Cush was the father of Nimrod, who became a mighty warrior on the earth. 9 He was a mighty hunter before the Lord; that is why it is said, “Like Nimrod, a mighty hunter before the Lord.” The first centers of his kingdom were Babylon, Uruk, Akkad and Kalneh, in Shiner. From that land he went to Assyria, where he built Nineveh, Rehoboth Ir, Calah and Resen, which is between Nineveh and Calah—which is the great city.


Canaan was the father of Sidon his firstborn, and of the Hittites, Jebusites, Amorites, Girgashites,  Hives, Arkites, Sinites, Arvadites, Zemarites and Hamathites.

Later the Canaanite clans scattered and the borders of Canaan reached from Sidon toward Gerar as far as Gaza, and then toward Sodom, Gomorrah, Admah and Zeboyim, as far as Lasha.

These are the sons of Ham by their clans and languages, in their territories and nations.

If you’ve spent as little as an hour in the Bible, you would know that every virtually every single people group who would later become an enemy of Israel—not to mention the Canaanites—came from Ham. But, then notice who came from Shem:

Sons were also born to Shem, whose older brother was Japheth; Shem was the ancestor of all the sons of Eber.

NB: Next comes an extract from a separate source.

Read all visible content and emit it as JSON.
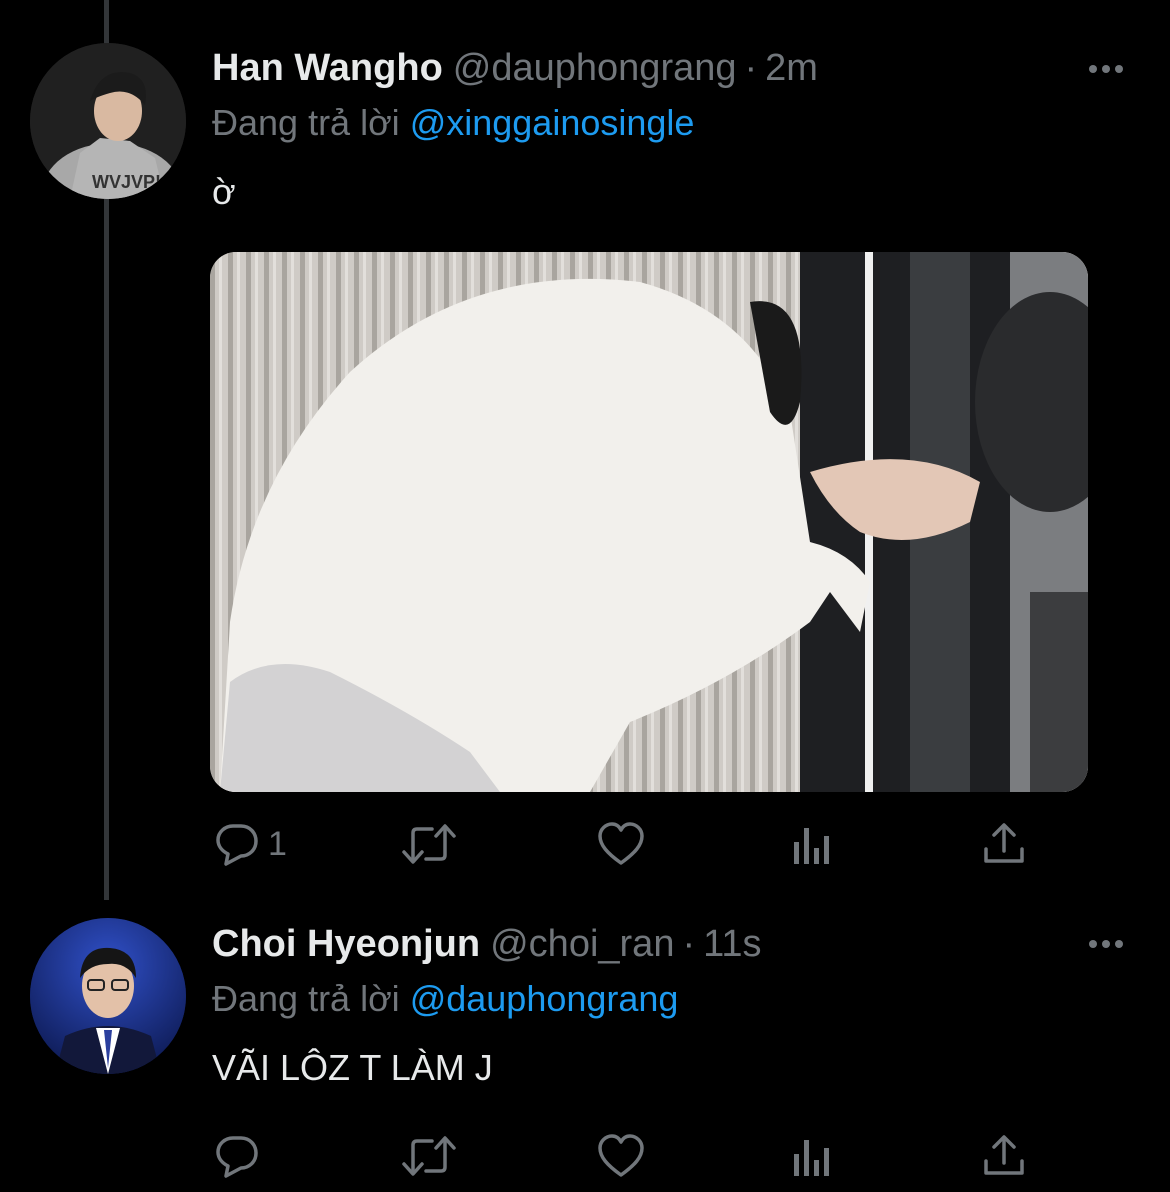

The sons of Shem: Elam, Ashur, Arphaxad, Lud and Aram.

The sons of Aram: Uz, Hul, Gether and Meshek.

Arphaxad was the father of Shelah, and Shelah the father of Eber.

It is from Shem that we get Eber.

And who is Eber?

It is from Eber that we get the name, and the ethnic group, Hebrew.

Now, go back to the text and notice how prominently Eber and Canaan are placed in the genealogy. It’s not an accident. The drunk Noah story and the genealogy are all about them.

The entire Old Testament is the story of the Hamites against Semites. 

This is why I found it important to miss out on normal young, single adult life and spend six months writing a caution against Christians basing their whole faith on the inerrancy of the Bible. It’s easy today for me to say that God never really commanded the things you see written in Joshua and Judges. My reading of the Bible doesn’t force me into that position. And I feel bad for people who still live their lives trying to explain how the justice and wisdom of God required that the Israelites kill the newborn children of the people living in Jericho.

If you realize that the books of the Old Testament are nowhere close to telling what we today think of as “history”, you begin to see that these genealogies are less history and more ancient arguments in support of a claim to nice land.

Arguments that Jesus Christ would later come and kill on a Roman cross.

I certainly believe the Israelites looked from Babylon back at the land from which they were exiled and believed God had commanded this. That their land was their divine right.

But our faith in God doesn’t require that we believe this too.

Unless you are prepared to say that God gave the Israelites the right to kill people for land because Noah got drunk and his son happened to walk into a tent.